Griffey will almost assuredly be voted into the Hall of Fame next week, potentially with the highest percentage ever. It will be a reinforcement of what we were able to watch up close. The ultimate accomplishment to go with all the numbers, awards and the fact that if not for Griffey's greatness — and the success of the franchise in 1995 — Safeco Field never gets built and baseball may have left Seattle.
When Griffey takes his place in Cooperstown, he'll take the entire Northwest with him.
Griffey wasn't from our region, but we adopted him as ours. He grew into an adult before our eyes and he taught us we could play the game with joy. Wear your hat backward. Smile. Laugh. Play with the same delight as if you were playing wiffle ball in the driveway with your buddies, arguing whether the fly ball cleared the power lines and landed for a home run.
If The Kid played baseball like a kid, then it was OK for us to play that way.
There had been other fantastic players to come through our region: Steve Largent, Gary Payton, Shawn Kemp to name a few. None of them matched what Griffey meant to us.
Naughty By Nature's "Hip Hop Hooray," will always lead to flashbacks of watching Griffey stroll to the plate.
Ken Griffey Jr. candy bars? We bought them.
"Ken Griffey Jr. Presents Major League Baseball" for the Super Nintendo? We played it as much as the first versions of Madden.

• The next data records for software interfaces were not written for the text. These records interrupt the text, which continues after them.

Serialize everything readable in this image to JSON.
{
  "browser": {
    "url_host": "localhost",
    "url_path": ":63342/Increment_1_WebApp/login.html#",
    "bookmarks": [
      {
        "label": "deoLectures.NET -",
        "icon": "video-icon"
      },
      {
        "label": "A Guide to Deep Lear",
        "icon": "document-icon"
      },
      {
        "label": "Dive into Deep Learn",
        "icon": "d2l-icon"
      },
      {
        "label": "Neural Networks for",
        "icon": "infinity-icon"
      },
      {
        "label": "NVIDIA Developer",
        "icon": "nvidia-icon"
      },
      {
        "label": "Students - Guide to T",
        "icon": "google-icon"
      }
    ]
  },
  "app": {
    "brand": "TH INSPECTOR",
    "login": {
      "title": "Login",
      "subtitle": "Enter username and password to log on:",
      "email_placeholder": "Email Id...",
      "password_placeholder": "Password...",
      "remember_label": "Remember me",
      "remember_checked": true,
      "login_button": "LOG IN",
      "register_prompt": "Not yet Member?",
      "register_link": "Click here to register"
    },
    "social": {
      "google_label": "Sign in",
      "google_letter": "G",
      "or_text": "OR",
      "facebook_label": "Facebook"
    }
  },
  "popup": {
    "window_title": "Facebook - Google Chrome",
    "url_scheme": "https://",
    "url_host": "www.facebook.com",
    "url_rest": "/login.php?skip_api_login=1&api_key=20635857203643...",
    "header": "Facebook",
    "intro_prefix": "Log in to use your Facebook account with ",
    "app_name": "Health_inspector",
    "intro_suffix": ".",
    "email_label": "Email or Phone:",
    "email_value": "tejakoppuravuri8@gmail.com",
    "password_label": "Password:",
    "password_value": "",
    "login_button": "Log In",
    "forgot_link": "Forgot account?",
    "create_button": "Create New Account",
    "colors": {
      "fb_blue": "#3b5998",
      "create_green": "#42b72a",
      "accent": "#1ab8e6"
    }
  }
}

That No. 1 Upper Deck baseball card with Griffey's smile? It's never left the protective plastic case from the day it was purchased.
Before every game was available on TV, summer nights were spent sitting outside listening to Dave Niehaus on the radio provide a living narrative to Griffey's career, then staying up late to watch the local news hoping for a 20-second clip of the latest feat of No. 24.
The homers and the catches are too numerous to list, all looking effortless. The Spider-Man into the wall at the Kingdome. The back-to-back homers with his dad and the shot off the warehouse in Baltimore. Bookend moments like homering in his first at-bat in the Kingdome and the final game there. The 56 homers and MVP in 1997, and a Gold Glove for each finger on both hands.
And the most memorable moment in franchise history when Griffey's sprinted home from first base to win Game 5 of the 1995 ALDS over the Yankees, accompanied by Niehaus' radio call: "Here's Junior to third base. They're going to wave him in. The throw to the plate will be late. The Mariners are going to play for the American League championship."
Griffey won't be the first with a Mariners connection to reach the Hall of Fame.
Gaylord Perry is in, but his link to Seattle is pitching his way to a 300th win during his 1 1/2 seasons there.
Niehaus is in for his years of service as the voice of baseball in the Pacific Northwest, creating a soundtrack that was easy on the ears if the baseball itself was for many seasons tough on the eyes.
Randy Johnson entered a year ago, but he plied his Cy Young form while pitching in Arizona and elsewhere later in his career.
This is where Griffey is different from anyone else with a Seattle connection. Drafted and cultivated through the Mariners farm system, he lived up to all the expectations that came from being a No. 1 overall draft pick and became the best player of his generation.
The criticisms of Griffey are valid. He never embraced the Northwest the way it engulfed him. Part of that was youth, part was demeanor. His departures from Seattle on both occasions were messy; the first time strong-arming a trade from the Mariners to Cincinnati before the 2000 season and then literally driving away in the middle of the 2010 season and calling it a career.
Even with those blemishes he is still beloved. Consider that when Griffey was inducted into Seattle's Hall of Fame in 2013 it was the only sellout of that season and even Griffey was left wiping away tears by the end.
"Sometimes I may have been standoffish. I didn't mean to," he said that night. "I just wanted to play baseball. And that was really the only thing that mattered was me going out there and playing and trying to win ballgames for this team."